The crackling sound of fallen leaves under foot seems deafening, each step threatening to give away my position. The moisture in my breath crystallizes as it leaves my mouth, just another reminder that the warmth of summer is quickly retreating along with the hours of sunlight. The quaking...

Lost And Found In The Desert Jan01

Lost And Found In Th...

What can I say, this was one hell of a birthday. Most people in their early twenties like to spend their birthdays ten beers in, locked in the bathroom for most of the night. Here I am hundreds of feet up a seldom visited sandstone wall, both hands and feet pulling and pushing on questionable...

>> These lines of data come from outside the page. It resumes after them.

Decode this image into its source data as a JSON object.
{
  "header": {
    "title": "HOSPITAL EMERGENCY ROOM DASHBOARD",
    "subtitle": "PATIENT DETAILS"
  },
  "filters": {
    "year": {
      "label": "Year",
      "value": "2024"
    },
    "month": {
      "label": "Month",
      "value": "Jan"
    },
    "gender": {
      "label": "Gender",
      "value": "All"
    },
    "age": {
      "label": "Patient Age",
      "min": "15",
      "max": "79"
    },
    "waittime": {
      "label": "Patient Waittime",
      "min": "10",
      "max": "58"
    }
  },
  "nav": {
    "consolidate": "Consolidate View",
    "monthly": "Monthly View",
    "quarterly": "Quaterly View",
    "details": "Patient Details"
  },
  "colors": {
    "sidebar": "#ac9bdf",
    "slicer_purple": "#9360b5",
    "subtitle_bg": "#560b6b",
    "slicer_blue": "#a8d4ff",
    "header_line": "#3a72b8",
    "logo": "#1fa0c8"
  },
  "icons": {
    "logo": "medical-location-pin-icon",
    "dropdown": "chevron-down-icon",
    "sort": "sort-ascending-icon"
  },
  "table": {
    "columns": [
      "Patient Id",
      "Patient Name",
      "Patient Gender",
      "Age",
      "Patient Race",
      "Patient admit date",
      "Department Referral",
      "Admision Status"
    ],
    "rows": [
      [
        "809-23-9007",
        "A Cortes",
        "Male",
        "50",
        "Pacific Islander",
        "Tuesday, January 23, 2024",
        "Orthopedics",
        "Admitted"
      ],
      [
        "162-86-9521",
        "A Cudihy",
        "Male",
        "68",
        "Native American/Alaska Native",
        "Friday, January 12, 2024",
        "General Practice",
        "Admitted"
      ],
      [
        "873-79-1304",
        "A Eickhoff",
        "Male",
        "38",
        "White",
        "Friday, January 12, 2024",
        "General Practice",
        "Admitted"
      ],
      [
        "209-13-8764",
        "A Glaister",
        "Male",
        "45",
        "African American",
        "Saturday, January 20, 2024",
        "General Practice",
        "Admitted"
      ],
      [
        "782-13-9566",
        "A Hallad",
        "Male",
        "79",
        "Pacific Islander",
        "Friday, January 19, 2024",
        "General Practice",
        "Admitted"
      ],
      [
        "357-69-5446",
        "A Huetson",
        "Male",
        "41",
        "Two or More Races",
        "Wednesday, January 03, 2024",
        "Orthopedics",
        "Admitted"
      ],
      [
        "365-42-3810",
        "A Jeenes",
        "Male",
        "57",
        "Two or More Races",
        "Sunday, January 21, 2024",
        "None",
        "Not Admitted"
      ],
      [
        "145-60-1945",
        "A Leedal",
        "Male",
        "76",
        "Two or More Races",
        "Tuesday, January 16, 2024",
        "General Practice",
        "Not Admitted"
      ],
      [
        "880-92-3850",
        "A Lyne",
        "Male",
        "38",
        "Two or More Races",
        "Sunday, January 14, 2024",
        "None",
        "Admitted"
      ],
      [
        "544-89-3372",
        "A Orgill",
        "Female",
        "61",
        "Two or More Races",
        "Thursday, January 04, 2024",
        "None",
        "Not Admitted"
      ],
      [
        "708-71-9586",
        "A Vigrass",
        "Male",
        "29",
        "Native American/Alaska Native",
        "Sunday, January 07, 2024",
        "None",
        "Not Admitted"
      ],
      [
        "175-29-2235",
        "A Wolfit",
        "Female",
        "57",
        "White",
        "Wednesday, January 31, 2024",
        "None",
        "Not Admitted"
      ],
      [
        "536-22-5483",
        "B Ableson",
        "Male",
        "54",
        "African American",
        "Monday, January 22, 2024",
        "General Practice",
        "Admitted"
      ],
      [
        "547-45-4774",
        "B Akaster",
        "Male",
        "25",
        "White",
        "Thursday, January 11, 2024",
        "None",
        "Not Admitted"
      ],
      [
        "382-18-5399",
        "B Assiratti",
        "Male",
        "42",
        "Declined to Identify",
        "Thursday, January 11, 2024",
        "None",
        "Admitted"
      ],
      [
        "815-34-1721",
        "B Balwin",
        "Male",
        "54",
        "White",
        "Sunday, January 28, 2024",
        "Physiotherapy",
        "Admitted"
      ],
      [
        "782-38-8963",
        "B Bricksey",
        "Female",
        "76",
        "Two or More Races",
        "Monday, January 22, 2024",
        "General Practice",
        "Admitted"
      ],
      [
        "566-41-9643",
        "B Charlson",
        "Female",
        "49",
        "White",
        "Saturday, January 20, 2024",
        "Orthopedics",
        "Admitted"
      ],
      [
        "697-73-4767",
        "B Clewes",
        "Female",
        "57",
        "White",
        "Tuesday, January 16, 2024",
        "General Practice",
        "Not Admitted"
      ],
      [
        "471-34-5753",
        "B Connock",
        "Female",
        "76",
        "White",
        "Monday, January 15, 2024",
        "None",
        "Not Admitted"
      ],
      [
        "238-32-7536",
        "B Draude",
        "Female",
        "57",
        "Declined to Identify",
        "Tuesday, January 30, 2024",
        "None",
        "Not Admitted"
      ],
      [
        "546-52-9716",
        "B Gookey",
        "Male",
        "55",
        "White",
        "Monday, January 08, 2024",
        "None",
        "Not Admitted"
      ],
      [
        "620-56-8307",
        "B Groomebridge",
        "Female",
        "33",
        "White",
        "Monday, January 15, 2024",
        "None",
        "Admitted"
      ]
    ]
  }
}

Above The Clouds

Up above the clouds there exists a plain, wooden sign. It is simple in nature, merely decorating the border of states conceived long ago in the heads of our forefathers. It also serves as an adequate landmark for a Kodak moment that one day will be forgotten. The states mentioned above are...

Max Patch, NC

Long ago, a patch was cleared on a 4,000 foot mountain in the Appalachians of North Carolina.  A horse named Max used to graze there and keep the forest from taking it back.  He also gave the place its name.  After Max passed on, biplanes used the bald as a landing strip, as it was the largest clearing anywhere around.  But for us, a band of dirty thru-hikers on the Appalachian Trail, it provided quite the place to spend one beautiful and rowdy evening. The Appalachian Trail runs 2,100 miles from Georgia to Maine and each spring thousands of hikers attempt it in one fell swoop, or a thru-hike as it’s known.  People shed their lives...

Monsoon Watch

I am fully preparing to jump into a monsoon in two weeks’ time. That is to say, I will be traveling with sixteen fellow backpackers and Calvin Sun, whose rousing story and headstrong travel philosophy –-’monsooning’-– were recently featured in USA Today. The trajectory of...

Rumney Crags Nov30

Rumney Crags

Rumney, New Hampshire is one of the most famous sport climbing crags in North America, featuring hundreds of sport routes on high quality schist rock cliffs. Ranging from vertical faces to technical slabs to over hanging pump-a-thons, the crags have sport routes for climbers of all abilities....

Life Through My Eyes

I am 14 years old, born in Boulder, Colorado, raised in Frenchtown, Montana. And this is life through my eyes. I have been raised with a very loving family, and everything I could ask for: a house, a sport to love, the support to do it. Photography is not about having the DSLR camera, a five...